Purusharthas means with the purpose for which a person strives for. It implies our goals or purpose of life. It is exceptionally significant that our goals or purpose of life should be very very clear.
Indian religious acts/ deeds (Purushartha entrepreneurship / action) of human being are based on four aims of life. “Purushartha” (पुरुषार्थ) ‘Purusha’ means a person or human being, and ‘Artha’ means meaning, purpose or pursuit.
Hinduism expressed Purusharthas- Four Aims of Life as:
- Dharma (Sense of Duty / Spirituality) The science of morality and obligations (Individual, societal, national)
- Artha (Wealth), The science of earning and creating Legacy in terms of wealth and power (individual, societal and national
- Kama(Earthly pleasure) The science of fulfilling all the wishes (principally of folks
- Moksha (Liberation / Salvation from earthly bondages) The sciences of attaining Liberation /Salvation.
Each of these is a part of life. While it may be true that ultimately the goal of life has only to do with final liberation (moksha), the others are virtually essential steps along the way. Recognizing this is one way of holding the suggestion to live “in” the world, while not being “of” the world.
Dharma is a process of alignment, one can move on bit by bit, prudently, and having clear mind with natural flow of Truth, God, Divine, or anything one can choose that naturally intuited in reality. The word “Dharma” is from dhri, meaning to hold together, to sustain.
Dharma is “duty” to perform or functioning of Sat-asat-viveka-buddhi (logical aptitude to differentiate truth from untruth) while performing the personal acts. Dharma is accepting to prioritize the need for fulfillment of one role over other in given specific-time and situation.

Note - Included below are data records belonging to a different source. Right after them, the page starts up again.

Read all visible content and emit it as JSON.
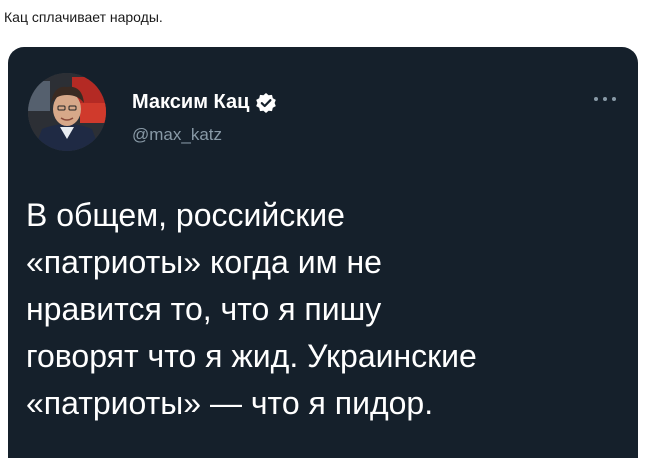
{
  "post": {
    "caption": "Кац сплачивает народы."
  },
  "tweet": {
    "display_name": "Максим Кац",
    "handle": "@max_katz",
    "text_lines": [
      "В общем, российские",
      "«патриоты» когда им не",
      "нравится то, что я пишу",
      "говорят что я жид. Украинские",
      "«патриоты» — что я пидор."
    ],
    "icons": {
      "verified": "verified-badge-icon",
      "more": "more-options-icon"
    },
    "colors": {
      "background": "#15202b",
      "text": "#ffffff",
      "secondary_text": "#8899a6"
    }
  }
}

Dharma too refers to a natural swadharma (basic nature) of an entity (living or non-living). Based on its swadharma, the responses and choices towards self and other entities are modelled.
Dharma is prioritizing the duties and performing them, efficiently in righteous way.
Is the medium to provide the means of thrust, hunger, and safety needs that are inherent for a physical living body. Artha recognizes the physical and or materialistic needs, which is not different to spiritual life. Everyone in this world work with some desire of benefit and wale fare with comfort. The eventual aim of every human being is to achieve the highest happiness. An ideal thinking of ordinary man could, if he should have money he can get Happiness. Or even all materialistic things are achieved with money. Everything we do is centralized around the money only. Arth in no way stays within; it is always exterior. While the happiness stays inside. The outside things cannot bring happiness, if that does, that could be for a moment.
Is the deeds, acts that done with intension of the fulfillment of desires in the world. Without deep, latent desires (Samskar) there could not be living form of objectives. “Kama” is different from “karma.” “Karma” means “action” and could be represented by the playing out our deep impressions of attraction and hate.
Karma is the making desire more interesting that could goes rapidly upward because of existing conditions.
Desires must be recognized and logically rewarded with mindfulness to get freedom from them and not adding them to a continuous cycle of fulfilling and escalating. Kama also linked with situations, persons or substance. Kama is definitely better than Arth, by spending Arth we can get this. But chance of losing the direction is very high if not guided properly on time. It is a double edge sword.
4) Moksha (Freedom)
Moksa is the straight experience of the Absolute Truth or Reality, along with the total setting to the side of all false identities of whom we think who we are. Self-realization, the direct knowledge of our pure consciousness, Purusha, or Atman is one stage. That experience, plus the total, permanent experience beyond the normal or physical level of the conditionings is moksha.
When Arth and Kama are not associated with the Dharma then they create the illusion of pleasure. We must recognize and put into practice the Arth and Kama in such a way that momentary pleasure which later leads to sorrow, should not happen.
We usually focus on the Arth and Kama aspects of purushartha and forget about Moksha and Dharma or leave it on future. If we leave Arth and Kama to the nature and concentrate all the energies on achieving Moksha using Dharma than everything else falls into peace automatically.